In the early 1800s the path became a crude roadway used to access the extremely remote settlement of Cades Cove via the Parsons Branch Road. Today this 8-mile gravel road still exhibits some of the excitement of the early days with 19 water fords. But note that the Parsons Branch Road is “one-way” out of Cades Cove to the Dragon. This route suffered severe damage in the floods of 2002 and was closed several years for repairs. As of 2020 the road is closed once again due to the danger of dead falling trees.
There were many conflicts between the Cherokee and white settlers who infringed upon their world. Both sides took lives in needless disputes and petty quarrels. This undeclared warfare resulted in one of the saddest events in our early American history – the Trail of Tears relocation of the Cherokee to Oklahoma. Many Native Americans refused to assemble and leave the only land they had ever known. The Dragon was one of the remote paths they used to evade the Army sent to capture them.
The Civil War brought more bloodshed to the Dragon and surrounding areas. There is a grave-site located at mile 6.5 of the Dragon giving testimony to the times. It is where Bas Shaw was buried after being killed by Confederates as he was transported to prison in Asheville. There are likely many more buried in the nearby mountains in unmarked graves.
Gangs, such as the Kirkland Bushwhackers, often attacked Northern patrols and anyone else who happened their way. They killed two of Bas Shaw's sons nearby. The forested mountains offered the perfect hiding place to escape detection. And the law was reluctant to venture after them.
As more settlers moved into the area landowners began collecting tolls for use of the road. Toll Booth Corner, located at mile 3.0, was a place to pay for the right to cross private property. There were corrals to keep the livestock in transit and meager sleeping quarters for guests to spend the night. Some who tried to cross without paying the toll were caught and supposedly hanged on the spot.
Circa 1913 a town was actually born on the Dragon. Calderwood, formerly the Howard farm property, was created as living quarters for employees constructing Cheoah Dam in 1917, Calderwood Dam in 1930, and those workers who later maintained the entire system. A railway ran from Knoxville, through Calderwood, and followed the Little Tennessee River all the way to Tapoco in North Carolina. Equipment, supplies and workers were transported on this line. Calderwood was also used by Alcoa Aluminum, aka Tapoco, Inc. as a corporate retreat for their executives. There was even a golf course accessed by ferry across the Little Tennessee River. Today’s Tapoco Lodge was also built by Alcoa for their executives. The entire dam and reservoir system provided electric power to Alcoa’s large aluminum processing plant north of Maryville, Tennessee.

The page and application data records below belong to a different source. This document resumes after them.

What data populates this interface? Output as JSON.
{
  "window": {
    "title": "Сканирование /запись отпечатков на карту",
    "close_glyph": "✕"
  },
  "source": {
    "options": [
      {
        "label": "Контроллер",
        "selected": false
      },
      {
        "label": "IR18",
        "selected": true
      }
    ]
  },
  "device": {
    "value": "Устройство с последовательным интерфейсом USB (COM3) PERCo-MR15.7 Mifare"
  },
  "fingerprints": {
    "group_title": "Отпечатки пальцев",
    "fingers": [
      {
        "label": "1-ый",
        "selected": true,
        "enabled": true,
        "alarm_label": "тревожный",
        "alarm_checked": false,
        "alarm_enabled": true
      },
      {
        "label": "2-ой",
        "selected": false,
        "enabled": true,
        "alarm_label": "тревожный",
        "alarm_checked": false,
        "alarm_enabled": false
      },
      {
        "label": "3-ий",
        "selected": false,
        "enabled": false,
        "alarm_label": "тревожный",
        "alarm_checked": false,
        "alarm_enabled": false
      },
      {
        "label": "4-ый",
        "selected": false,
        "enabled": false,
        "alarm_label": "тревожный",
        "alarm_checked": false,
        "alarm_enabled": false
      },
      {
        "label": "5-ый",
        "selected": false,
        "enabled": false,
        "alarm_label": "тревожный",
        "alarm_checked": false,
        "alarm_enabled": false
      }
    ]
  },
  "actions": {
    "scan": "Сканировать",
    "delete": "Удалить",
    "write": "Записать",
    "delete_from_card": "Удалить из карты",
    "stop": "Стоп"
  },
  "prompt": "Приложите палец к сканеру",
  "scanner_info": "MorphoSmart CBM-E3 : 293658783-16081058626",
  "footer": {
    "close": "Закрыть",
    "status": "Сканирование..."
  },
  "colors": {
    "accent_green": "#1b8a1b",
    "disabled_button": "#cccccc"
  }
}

The Dragon in the late 1920s was designated as TN72 on the Tennessee side and NC288 on the North Carolina side (today’s NC28 to Fontana). Completion of the bridge near Tapoco in 1931 allowed connection of NC108 to NC288. In 1934 NC 108 and TN72 was renumbered as US129 and was most likely paved for the first time around that date.
The new road was only lightly traveled for decades, primarily by locals, hunters and lost tourists. The small motel and diner went through many different owners from the 50s to the 90s. It was owned by the Moodys, the Craftons, and was known after that as Macs Motel and later The Crossroads of Time. Today it is Deals Gap Motorcycle Resort.
Originally designated as NC 288, portions of this early 1900s roadway which paralleled the Little Tennessee River in North Carolina is currently under Fontana Lake. Parts of the old NC 288 not underwater are in the Great Smoky Mountains National Park and are no longer accessible.
By the 1930s the road had been redesignated as NC 28 and was little more than a poorly maintained cart path from Deals Gap to Fontana. With the completion of Fontana Dam in the 1940s the roadway was improved and paved. Many gallons of local moonshine have been smuggled down this remote mountain highway which now stretches from Deals Gap, North Carolina to Walhalla, South Carolina.